Truth be told, I didn’t expect the Nets to win last night. They’d lost ten games in a row on the road and the Grizzlies were 8-5 on their home court. They were still missing Anthony Morrow and Damion James, while the Grizzlies were at full strength. I was concerned about how the Nets would defend down low, control the ball, & force turnovers. But all my concerns ended up being irrelevant, as the Nets rode a strong all-around effort to an impressive victory in Memphis.
The Nets did a bunch of unfamiliar things last night. They shot well from the field (52.6%) and held their opponents to under 40% shooting. They looked to score inside with their best scorers late in the second half. They won despite getting six fewer trips to the line (10 before the final 12.2 seconds), grabbing five fewer offensive rebounds, and turning the ball over six more times.
Perhaps most importantly, they never relinquished a fourth-quarter lead.
Brook Lopez had arguably his best offensive game of the season. He looked like the big man we’d all expected him to become this season. Brook was scoring at will in the post, drawing fouls on counter-moves down low, and knocking down his shots – eight of 14 from the field and 10-11 from the line. He absolutely dominated Memphis’ interior defense with hook shots, short jumpers, and the slam above which proves both the power of YouTube and the lack thereof in Hasheem Thabeet. While he “only” had six rebounds, the Nets as a whole out-rebounded the Grizzlies 49-39, and Brook seemed to be boxing out with much more regularity than I’d come to expect from him this season.

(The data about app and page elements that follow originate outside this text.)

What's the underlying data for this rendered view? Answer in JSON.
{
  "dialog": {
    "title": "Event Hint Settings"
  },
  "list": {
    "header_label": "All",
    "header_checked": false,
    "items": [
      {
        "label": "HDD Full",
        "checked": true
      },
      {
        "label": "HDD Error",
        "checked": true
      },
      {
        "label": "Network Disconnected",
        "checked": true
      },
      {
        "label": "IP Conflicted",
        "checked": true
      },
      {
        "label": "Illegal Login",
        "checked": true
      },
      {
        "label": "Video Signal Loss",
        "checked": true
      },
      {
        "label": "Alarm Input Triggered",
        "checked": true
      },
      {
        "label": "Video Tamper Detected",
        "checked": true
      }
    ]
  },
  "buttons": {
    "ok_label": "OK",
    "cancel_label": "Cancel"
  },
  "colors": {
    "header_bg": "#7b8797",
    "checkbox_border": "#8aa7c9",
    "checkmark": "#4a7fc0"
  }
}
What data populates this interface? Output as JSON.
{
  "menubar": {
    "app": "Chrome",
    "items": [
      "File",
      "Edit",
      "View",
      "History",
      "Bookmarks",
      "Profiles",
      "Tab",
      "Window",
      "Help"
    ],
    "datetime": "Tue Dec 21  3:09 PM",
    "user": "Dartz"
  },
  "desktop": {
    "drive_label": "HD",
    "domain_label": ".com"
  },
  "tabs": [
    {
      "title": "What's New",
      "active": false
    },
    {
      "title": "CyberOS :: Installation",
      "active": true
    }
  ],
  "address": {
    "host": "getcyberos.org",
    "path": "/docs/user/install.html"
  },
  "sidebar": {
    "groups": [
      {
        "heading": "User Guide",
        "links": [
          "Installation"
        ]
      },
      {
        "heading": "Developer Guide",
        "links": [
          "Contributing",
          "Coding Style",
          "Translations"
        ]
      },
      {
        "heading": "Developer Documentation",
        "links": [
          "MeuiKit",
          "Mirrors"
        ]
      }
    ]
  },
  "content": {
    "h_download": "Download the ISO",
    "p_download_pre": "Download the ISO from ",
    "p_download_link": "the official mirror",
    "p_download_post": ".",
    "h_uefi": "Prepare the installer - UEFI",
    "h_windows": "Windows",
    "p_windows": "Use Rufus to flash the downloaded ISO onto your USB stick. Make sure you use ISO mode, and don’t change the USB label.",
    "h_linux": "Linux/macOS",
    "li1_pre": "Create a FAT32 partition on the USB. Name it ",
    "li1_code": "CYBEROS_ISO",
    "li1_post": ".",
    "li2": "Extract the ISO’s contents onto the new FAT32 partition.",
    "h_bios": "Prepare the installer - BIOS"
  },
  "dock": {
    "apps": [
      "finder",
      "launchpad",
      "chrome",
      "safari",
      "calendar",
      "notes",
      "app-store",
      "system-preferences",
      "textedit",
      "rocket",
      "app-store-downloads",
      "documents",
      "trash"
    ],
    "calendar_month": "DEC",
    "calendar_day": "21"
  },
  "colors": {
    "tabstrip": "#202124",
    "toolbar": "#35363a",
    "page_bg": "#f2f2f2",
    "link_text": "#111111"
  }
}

For the second straight game, the Nets defense was smothering. The Grizzlies were shooting a measly 30.8% after one quarter and forced the top 3 shooters on Memphis to shoot a combined 14-44 from the field. For the second straight game, the Nets bench was instrumental to victory, providing 31 points and six assists. For the second straight game, the Nets forced the best player on the opposing team (Joe Johnson/Rudy Gay) into a 4-16 shooting night.
For the second straight game, the Nets won. Nice to say that, huh?
The Nets got contributions from everyone on the floor. Every player scored and five of the Nets ended up in double figures. Double-double machine Kris Humphries ended the game with – you guessed it – another double-double, putting up 12 points and grabbing 15 big rebounds. Four of those rebounds were offensive, and he was running all over the court to grab them – they weren’t just falling into his hands. Devin Harris was only so-so (11 points, 5 assists, 5 turnovers), but the Nets proved that they can work hard and grab a victory even when their star point guard is having an off night. Prior to this game the Nets had only won once this season when Devin had scored under 21 points, and tonight was a nice reminder that there are other contributors on this team as well.
All in all, you’d be hard-pressed to find a better win that the Nets had this season. While the Nets were out-rebounded on the offensive glass, didn’t get to the line nearly as much, and turned the ball over far more than they should, they simply shot & defended shots so well that none of that made a difference. Preventing a team from scoring is the name of the game, and it was the Nets’ biggest eFG% differential of the season. When you shoot that well, it’s hard to lose.
More thoughts after the jump.
Travis Outlaw played in front of 80 – yes, 80 – friends & family members tonight, and he was more competent than usual – if not still inconsistent. On one stretch in the third quarter, he knocked down a 3 to tie the game at 53 and on the next play promptly missed a fast-break layup off the front of the rim. He finished the game with 15 points and nine rebounds on 5-11 shooting.
Quick note about Brook’s scoring: While he’s been criticized for not showing up in the second half, he scored 13 points in the first half and 13 points in the second half. Amazing what guys can do when they’re actually passed to in the final 24 minutes.
Sasha Vujacic had his second straight game-changing performance off the bench. His line-drive quick-release shot is looking as smooth as ever, and while he didn’t have the absurd +/- numbers he had in Atlanta 14 points and 4 rebounds on 6-8 shooting is a very solid performance off the bench – and one of those misses was a prayer at the end of the 3rd that actually almost fell. I’m absolutely sold on him at this point.
Johan Petro did not play, and the Nets were better off with the decision. Avery was experimenting with Favors at backup center, and while he still succumbed to foul trouble early (three fouls in his first six minutes), he made all three of his shots and again looked like he belonged on the floor. I’d expect Petro’s minutes to continue to go down as Troy Murphy gets back into the swing of things.
Stephen Graham had another very solid game as a starter. While his stats don’t jump off the paper – 9 points & 3 rebounds on 4-7 shooting – his hustle on defense was huge and he made the game-icing jumper with 26.5 seconds left. I’m not in favor of him starting long-term, but he’s one of those rare role players whose impact definitely goes beyond the numbers.
I’ll close on the same note I closed Sunday’s game on: it took the Nets until game 72 to win their ninth of the season. 29 games in is a refreshing change. Hopefully the Nets can take advantage of a struggling Hornets team and steal one in New Orleans, too.